[TASK PROMPT]:
Your task is to write out the entire listing exactly, omitting its pictures.

[RECORDS SUPPLIED]:
####################

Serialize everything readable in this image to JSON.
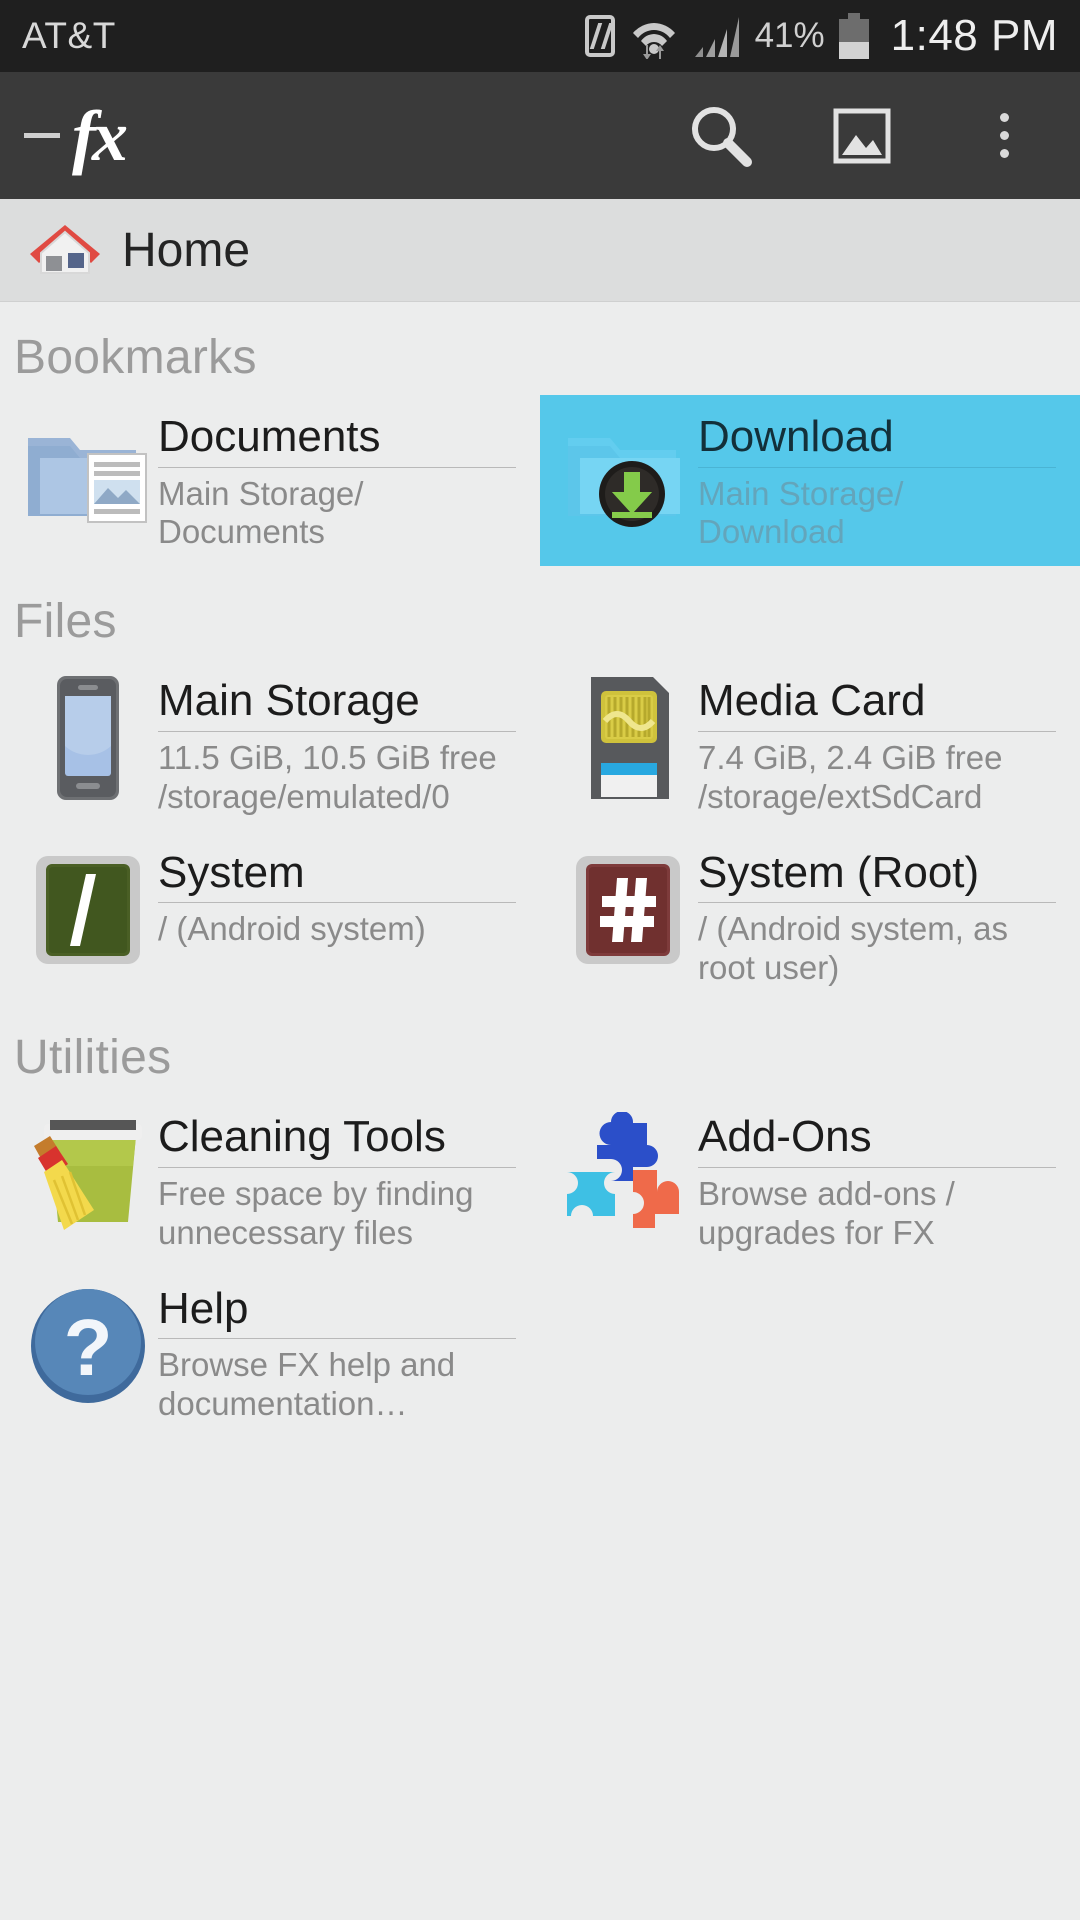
{
  "status_bar": {
    "carrier": "AT&T",
    "battery_percent": "41%",
    "time": "1:48 PM",
    "icons": [
      "nfc-icon",
      "wifi-icon",
      "cell-signal-icon",
      "battery-icon"
    ]
  },
  "app_bar": {
    "logo": "fx",
    "actions": [
      {
        "name": "search-icon",
        "label": "Search"
      },
      {
        "name": "image-gallery-icon",
        "label": "Images"
      },
      {
        "name": "overflow-menu-icon",
        "label": "More options"
      }
    ]
  },
  "breadcrumb": {
    "icon": "home-icon",
    "label": "Home"
  },
  "sections": [
    {
      "title": "Bookmarks",
      "items": [
        {
          "title": "Documents",
          "subtitle": "Main Storage/ Documents",
          "icon": "folder-documents-icon",
          "selected": false
        },
        {
          "title": "Download",
          "subtitle": "Main Storage/ Download",
          "icon": "folder-download-icon",
          "selected": true
        }
      ]
    },
    {
      "title": "Files",
      "items": [
        {
          "title": "Main Storage",
          "subtitle": "11.5 GiB, 10.5 GiB free /storage/emulated/0",
          "icon": "phone-icon",
          "selected": false
        },
        {
          "title": "Media Card",
          "subtitle": "7.4 GiB, 2.4 GiB free /storage/extSdCard",
          "icon": "sd-card-icon",
          "selected": false
        },
        {
          "title": "System",
          "subtitle": "/ (Android system)",
          "icon": "root-slash-icon",
          "selected": false
        },
        {
          "title": "System (Root)",
          "subtitle": "/ (Android system, as root user)",
          "icon": "root-hash-icon",
          "selected": false
        }
      ]
    },
    {
      "title": "Utilities",
      "items": [
        {
          "title": "Cleaning Tools",
          "subtitle": "Free space by finding unnecessary files",
          "icon": "broom-bin-icon",
          "selected": false
        },
        {
          "title": "Add-Ons",
          "subtitle": "Browse add-ons / upgrades for FX",
          "icon": "puzzle-icon",
          "selected": false
        },
        {
          "title": "Help",
          "subtitle": "Browse FX help and documentation…",
          "icon": "question-mark-icon",
          "selected": false
        }
      ]
    }
  ],
  "colors": {
    "status_bar_bg": "#1f1f1f",
    "app_bar_bg": "#3a3a3a",
    "crumb_bg": "#dcdddd",
    "page_bg": "#eceded",
    "selection": "#55c8ea",
    "section_title": "#9b9b9b",
    "subtitle": "#8a8a8a"
  }
}
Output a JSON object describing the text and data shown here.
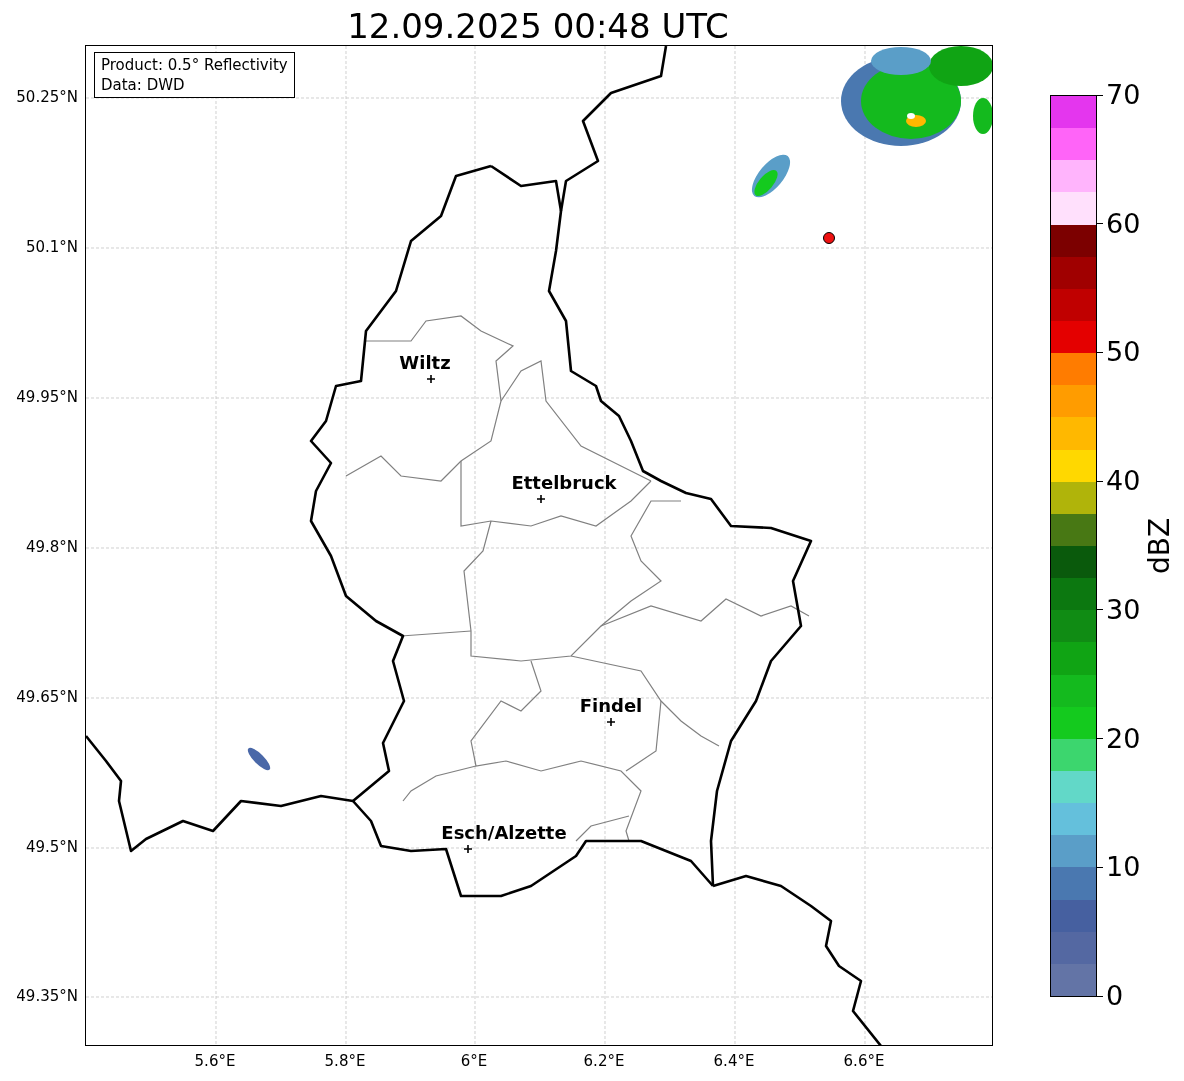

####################

[FINAL ANSWER]:
Serialize everything readable in this image to JSON.
{
  "status_bar": {
    "carrier": "AT&T",
    "battery_percent": "41%",
    "time": "1:48 PM",
    "icons": [
      "nfc-icon",
      "wifi-icon",
      "cell-signal-icon",
      "battery-icon"
    ]
  },
  "app_bar": {
    "logo": "fx",
    "actions": [
      {
        "name": "search-icon",
        "label": "Search"
      },
      {
        "name": "image-gallery-icon",
        "label": "Images"
      },
      {
        "name": "overflow-menu-icon",
        "label": "More options"
      }
    ]
  },
  "breadcrumb": {
    "icon": "home-icon",
    "label": "Home"
  },
  "sections": [
    {
      "title": "Bookmarks",
      "items": [
        {
          "title": "Documents",
          "subtitle": "Main Storage/ Documents",
          "icon": "folder-documents-icon",
          "selected": false
        },
        {
          "title": "Download",
          "subtitle": "Main Storage/ Download",
          "icon": "folder-download-icon",
          "selected": true
        }
      ]
    },
    {
      "title": "Files",
      "items": [
        {
          "title": "Main Storage",
          "subtitle": "11.5 GiB, 10.5 GiB free /storage/emulated/0",
          "icon": "phone-icon",
          "selected": false
        },
        {
          "title": "Media Card",
          "subtitle": "7.4 GiB, 2.4 GiB free /storage/extSdCard",
          "icon": "sd-card-icon",
          "selected": false
        },
        {
          "title": "System",
          "subtitle": "/ (Android system)",
          "icon": "root-slash-icon",
          "selected": false
        },
        {
          "title": "System (Root)",
          "subtitle": "/ (Android system, as root user)",
          "icon": "root-hash-icon",
          "selected": false
        }
      ]
    },
    {
      "title": "Utilities",
      "items": [
        {
          "title": "Cleaning Tools",
          "subtitle": "Free space by finding unnecessary files",
          "icon": "broom-bin-icon",
          "selected": false
        },
        {
          "title": "Add-Ons",
          "subtitle": "Browse add-ons / upgrades for FX",
          "icon": "puzzle-icon",
          "selected": false
        },
        {
          "title": "Help",
          "subtitle": "Browse FX help and documentation…",
          "icon": "question-mark-icon",
          "selected": false
        }
      ]
    }
  ],
  "colors": {
    "status_bar_bg": "#1f1f1f",
    "app_bar_bg": "#3a3a3a",
    "crumb_bg": "#dcdddd",
    "page_bg": "#eceded",
    "selection": "#55c8ea",
    "section_title": "#9b9b9b",
    "subtitle": "#8a8a8a"
  }
}
Output a JSON object describing the text and data shown here.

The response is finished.